(Interface dataset entries)

%%

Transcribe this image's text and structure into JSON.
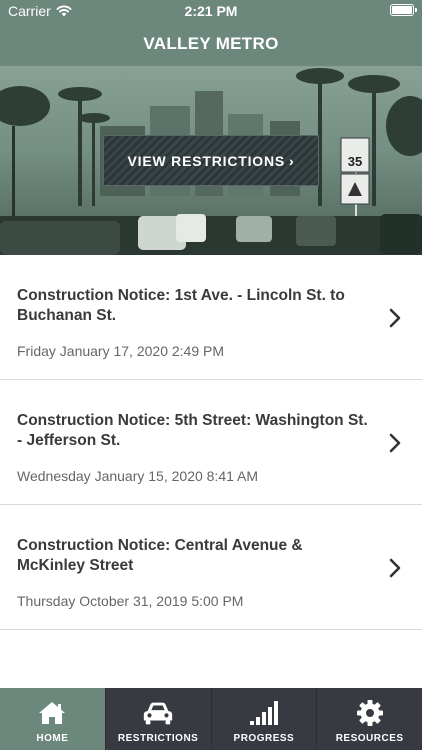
{
  "status_bar": {
    "carrier": "Carrier",
    "time": "2:21 PM"
  },
  "header": {
    "title": "VALLEY METRO"
  },
  "hero": {
    "button_label": "VIEW RESTRICTIONS",
    "button_chevron": "›",
    "sign_speed": "35"
  },
  "notices": [
    {
      "title": "Construction Notice: 1st Ave. - Lincoln St. to Buchanan St.",
      "date": "Friday January 17, 2020 2:49 PM"
    },
    {
      "title": "Construction Notice: 5th Street: Washington St. - Jefferson St.",
      "date": "Wednesday January 15, 2020 8:41 AM"
    },
    {
      "title": "Construction Notice: Central Avenue & McKinley Street",
      "date": "Thursday October 31, 2019 5:00 PM"
    }
  ],
  "tabs": [
    {
      "label": "HOME",
      "icon": "home-icon",
      "active": true
    },
    {
      "label": "RESTRICTIONS",
      "icon": "car-icon",
      "active": false
    },
    {
      "label": "PROGRESS",
      "icon": "signal-bars-icon",
      "active": false
    },
    {
      "label": "RESOURCES",
      "icon": "gear-icon",
      "active": false
    }
  ],
  "colors": {
    "brand_green": "#6c877b",
    "tab_dark": "#373a41",
    "text_dark": "#3a3a3a",
    "text_muted": "#666666"
  }
}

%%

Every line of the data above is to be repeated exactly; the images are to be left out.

**Solution to the problem**
Transcribe this image's text and structure into JSON.
{
  "status_bar": {
    "carrier": "Carrier",
    "time": "2:21 PM"
  },
  "header": {
    "title": "VALLEY METRO"
  },
  "hero": {
    "button_label": "VIEW RESTRICTIONS",
    "button_chevron": "›",
    "sign_speed": "35"
  },
  "notices": [
    {
      "title": "Construction Notice: 1st Ave. - Lincoln St. to Buchanan St.",
      "date": "Friday January 17, 2020 2:49 PM"
    },
    {
      "title": "Construction Notice: 5th Street: Washington St. - Jefferson St.",
      "date": "Wednesday January 15, 2020 8:41 AM"
    },
    {
      "title": "Construction Notice: Central Avenue & McKinley Street",
      "date": "Thursday October 31, 2019 5:00 PM"
    }
  ],
  "tabs": [
    {
      "label": "HOME",
      "icon": "home-icon",
      "active": true
    },
    {
      "label": "RESTRICTIONS",
      "icon": "car-icon",
      "active": false
    },
    {
      "label": "PROGRESS",
      "icon": "signal-bars-icon",
      "active": false
    },
    {
      "label": "RESOURCES",
      "icon": "gear-icon",
      "active": false
    }
  ],
  "colors": {
    "brand_green": "#6c877b",
    "tab_dark": "#373a41",
    "text_dark": "#3a3a3a",
    "text_muted": "#666666"
  }
}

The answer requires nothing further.